You can choose any number of apps and then click Uninstall. It will then list every single file, folder, registry key and registry entry relating to the selected apps:

If all looks good, you can click to start the uninstallation. After that, Uninstalr takes over. You don’t need to do anything, because everything is fully automated from that point forward.

So, how well does it perform?

Testing: Uninstalr

Using the same test system as before, I tested Uninstalr version 1.0.

It was able to uninstall every app without any interaction from the user.

After it was done, only 58 leftovers remained.

Not going to toot my own horn any further than that, but hey, come on now!


If it’s worth doing, it’s worth overdoing. That has been a philosophy I have always followed. I don’t mean that it has necessarily always been a choice that I have made, it is more about how my obsessive mind works.

This time, it led me to a rabbit hole and obsession that took over three months of work but in the end, I think I have built something half decent.

Here are the key features of Uninstalr:

  • Batch uninstall many apps at the same time.
  • Supports unattended uninstallation of apps.
  • Supports monitoring of new software installations.
  • Also detects portable apps and previously uninstalled software leftovers.
  • Shows all the data added to your system by installed software on a file by file basis.
  • Shows all the data it will remove before starting the uninstallation.
  • Filter and search the list of installed software.
  • Supports uninstallation of Microsoft Store, Steam, Big Fish, Chocolatey, NuGet and Ninite installed software.
  • Supports Windows Dark Mode.
  • Supports Windows 11, 10, 8 and 7.
  • Comes with these translations builtin: Chinese Simplified, Chinese Traditional, Czech, Danish, English, Filipino, Finnish, French, German, Greek, Hindi, Hungarian, Indonesian, Italian, Japanese, Korean, Malay, Norwegian, Polish, Portuguese, Romanian, Slovak, Spanish, Swedish, Thai, Turkish, Ukrainian and Vietnamese.
  • Has a single executable file portable version and a normal setup version.
  • Uninstalr is freeware, lightweight and easy to use. No bells and whistles, no nonsense.
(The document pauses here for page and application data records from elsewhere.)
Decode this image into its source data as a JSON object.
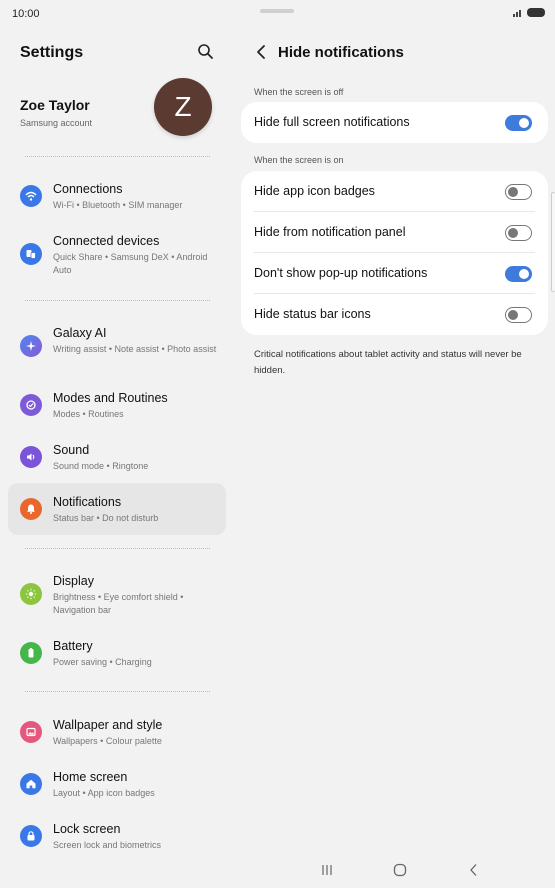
{
  "status": {
    "time": "10:00"
  },
  "left": {
    "title": "Settings",
    "profile": {
      "name": "Zoe Taylor",
      "subtitle": "Samsung account",
      "avatar_letter": "Z"
    },
    "items": [
      {
        "title": "Connections",
        "subtitle": "Wi-Fi  •  Bluetooth  •  SIM manager",
        "icon": "wifi-icon",
        "color": "#3b78e7"
      },
      {
        "title": "Connected devices",
        "subtitle": "Quick Share  •  Samsung DeX  •  Android Auto",
        "icon": "connected-devices-icon",
        "color": "#3b78e7"
      },
      {
        "title": "Galaxy AI",
        "subtitle": "Writing assist  •  Note assist  •  Photo assist",
        "icon": "galaxy-ai-icon",
        "color": "#6b5bd6"
      },
      {
        "title": "Modes and Routines",
        "subtitle": "Modes  •  Routines",
        "icon": "modes-icon",
        "color": "#7d5bd8"
      },
      {
        "title": "Sound",
        "subtitle": "Sound mode  •  Ringtone",
        "icon": "sound-icon",
        "color": "#7a55d9"
      },
      {
        "title": "Notifications",
        "subtitle": "Status bar  •  Do not disturb",
        "icon": "notifications-icon",
        "color": "#e9672d"
      },
      {
        "title": "Display",
        "subtitle": "Brightness  •  Eye comfort shield  •  Navigation bar",
        "icon": "display-icon",
        "color": "#8cc63f"
      },
      {
        "title": "Battery",
        "subtitle": "Power saving  •  Charging",
        "icon": "battery-icon",
        "color": "#45b649"
      },
      {
        "title": "Wallpaper and style",
        "subtitle": "Wallpapers  •  Colour palette",
        "icon": "wallpaper-icon",
        "color": "#e4587d"
      },
      {
        "title": "Home screen",
        "subtitle": "Layout  •  App icon badges",
        "icon": "home-icon",
        "color": "#3b78e7"
      },
      {
        "title": "Lock screen",
        "subtitle": "Screen lock and biometrics",
        "icon": "lock-icon",
        "color": "#3b78e7"
      }
    ]
  },
  "right": {
    "title": "Hide notifications",
    "section_off": "When the screen is off",
    "section_on": "When the screen is on",
    "toggles": [
      {
        "label": "Hide full screen notifications",
        "state": "on"
      },
      {
        "label": "Hide app icon badges",
        "state": "off"
      },
      {
        "label": "Hide from notification panel",
        "state": "off"
      },
      {
        "label": "Don't show pop-up notifications",
        "state": "on"
      },
      {
        "label": "Hide status bar icons",
        "state": "off"
      }
    ],
    "note": "Critical notifications about tablet activity and status will never be hidden."
  },
  "colors": {
    "accent": "#3f7bdc",
    "selected_bg": "#e6e6e6",
    "avatar": "#5a3a31"
  }
}
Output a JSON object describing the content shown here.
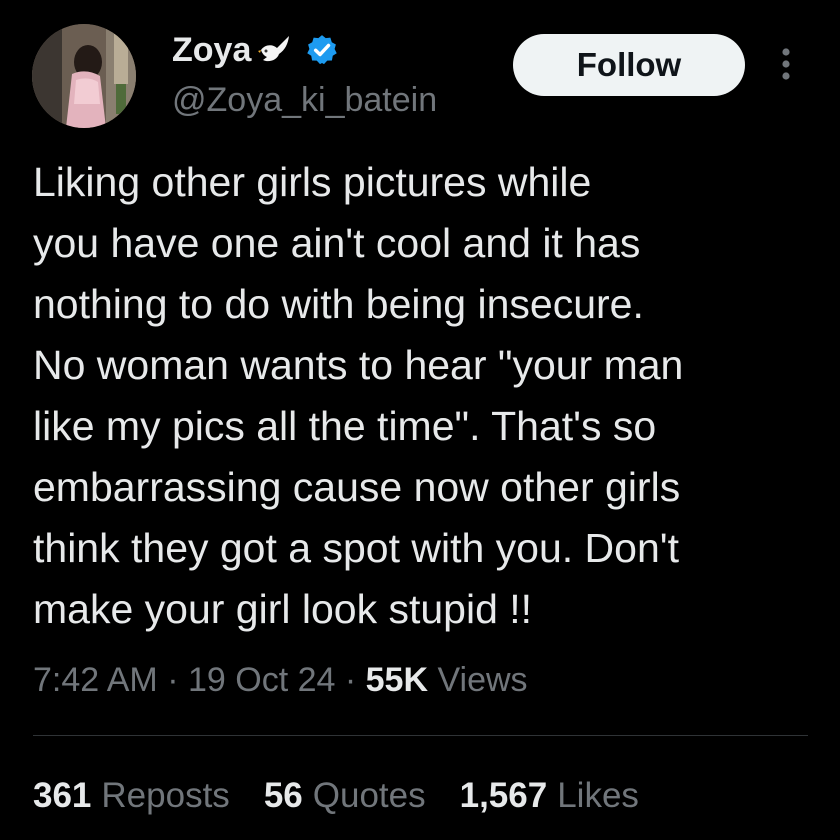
{
  "author": {
    "display_name": "Zoya",
    "handle": "@Zoya_ki_batein",
    "avatar_icon": "profile-photo",
    "name_emoji_icon": "dove-icon",
    "verified_icon": "verified-badge-icon",
    "verified_color": "#1d9bf0"
  },
  "actions": {
    "follow_label": "Follow",
    "more_icon": "more-options-icon"
  },
  "tweet": {
    "text": "Liking other girls pictures while\nyou have one ain't cool and it has\nnothing to do with being insecure.\nNo woman wants to hear \"your man\nlike my pics all the time\". That's so\nembarrassing cause now other girls\nthink they got a spot with you. Don't\nmake your girl look stupid !!",
    "time": "7:42 AM",
    "separator": "·",
    "date": "19 Oct 24",
    "views_count": "55K",
    "views_label": "Views"
  },
  "stats": {
    "reposts_count": "361",
    "reposts_label": "Reposts",
    "quotes_count": "56",
    "quotes_label": "Quotes",
    "likes_count": "1,567",
    "likes_label": "Likes"
  },
  "colors": {
    "background": "#000000",
    "text_primary": "#e7e9ea",
    "text_secondary": "#71767b",
    "divider": "#2f3336",
    "follow_bg": "#eff3f4"
  }
}
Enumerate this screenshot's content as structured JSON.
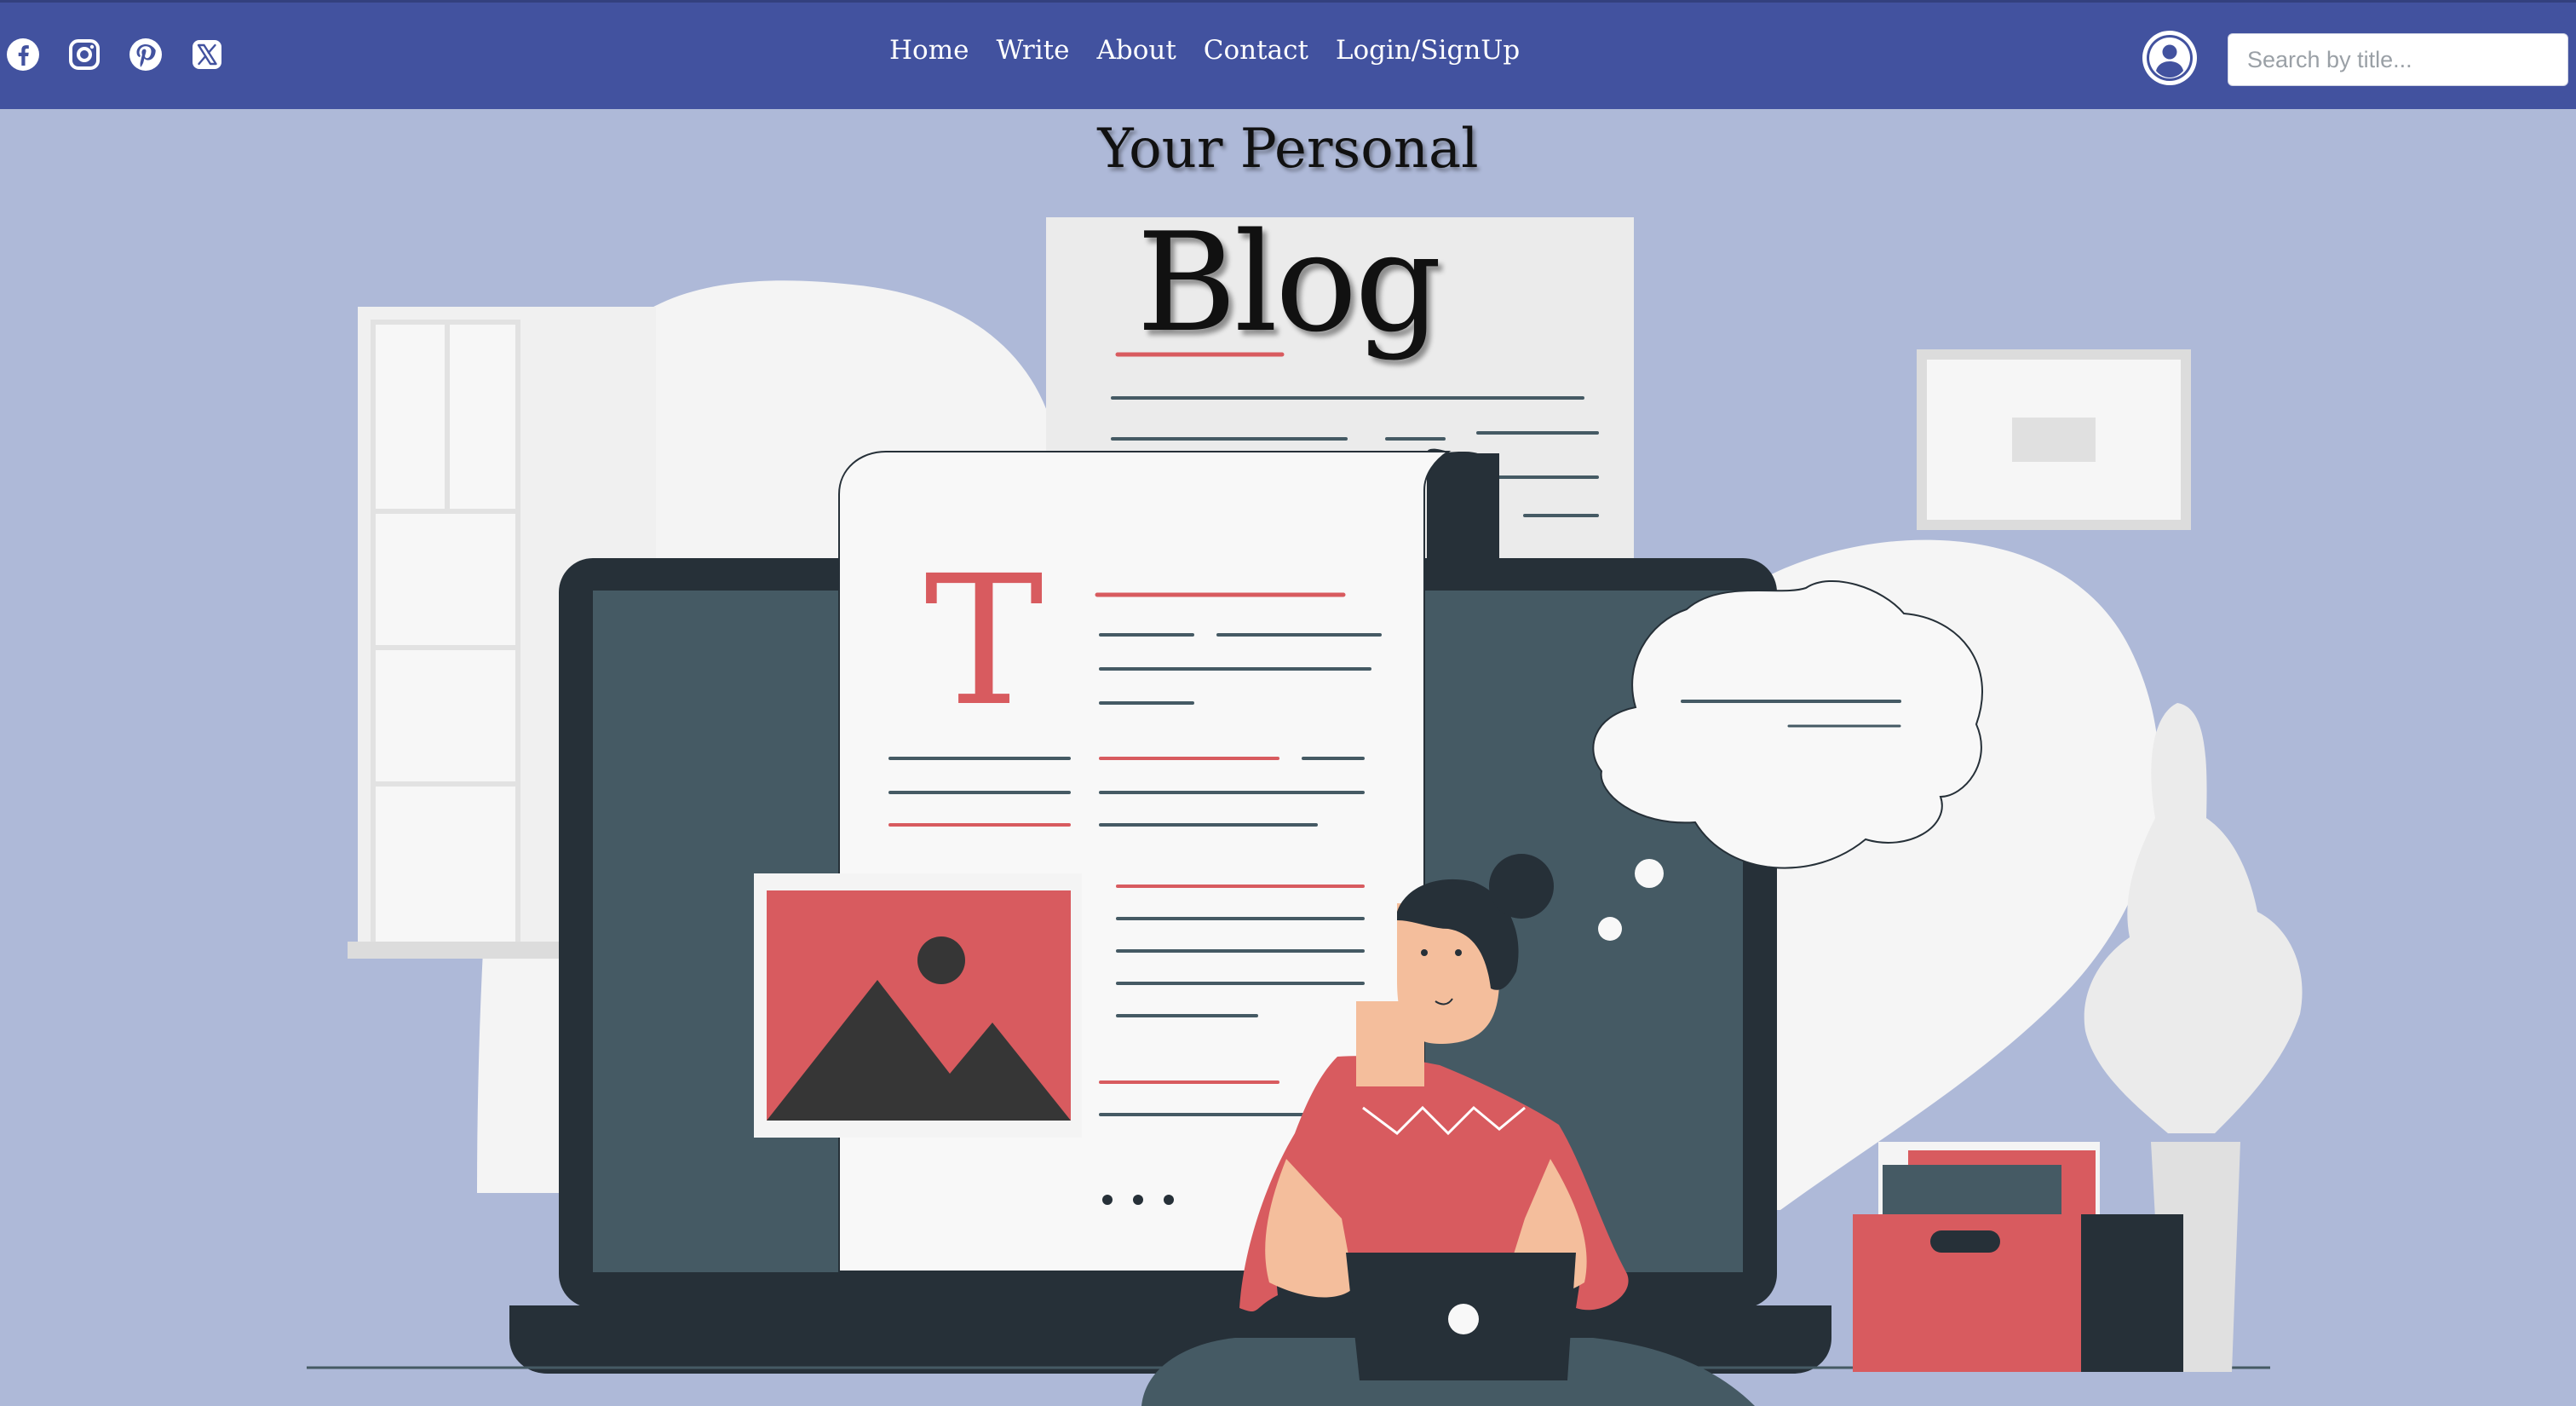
{
  "social": [
    {
      "name": "facebook-icon"
    },
    {
      "name": "instagram-icon"
    },
    {
      "name": "pinterest-icon"
    },
    {
      "name": "x-icon"
    }
  ],
  "nav": {
    "home": "Home",
    "write": "Write",
    "about": "About",
    "contact": "Contact",
    "login": "Login/SignUp"
  },
  "search": {
    "placeholder": "Search by title..."
  },
  "hero": {
    "subtitle": "Your Personal",
    "title": "Blog",
    "letter": "T"
  },
  "colors": {
    "navbar": "#42529f",
    "background": "#aeb9d8",
    "accent": "#d85b5f",
    "dark": "#263038"
  }
}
What happens now is up to you, dear reader.

If you think anything you just read seems even a little bit interesting, I suggest you have a look at Uninstalr.com and give it a try. 

Did I mention that it’s free? Yes, it’s free. And the website has cat pictures. Yes, I know I said earlier that cats don’t care about you. It was a joke, I know cats love you!

And yes, I know there is now that someone out there who is wondering whether I just made all those numbers up. Did I really even test any uninstallers, or did I just made it all up? 

For such people, I have two things to say: Good! Don’t believe everything you read online. 

And secondly: I did a screen recording of the testing so you can check the video to confirm that the benchmark test that I described here was done the way I said, and that the results are true. The video is available at Uninstalr.com.

Like I said earlier, this was the hardest thing I have ever built in my life. I hope you like it! And now, I will go and have a hard nap.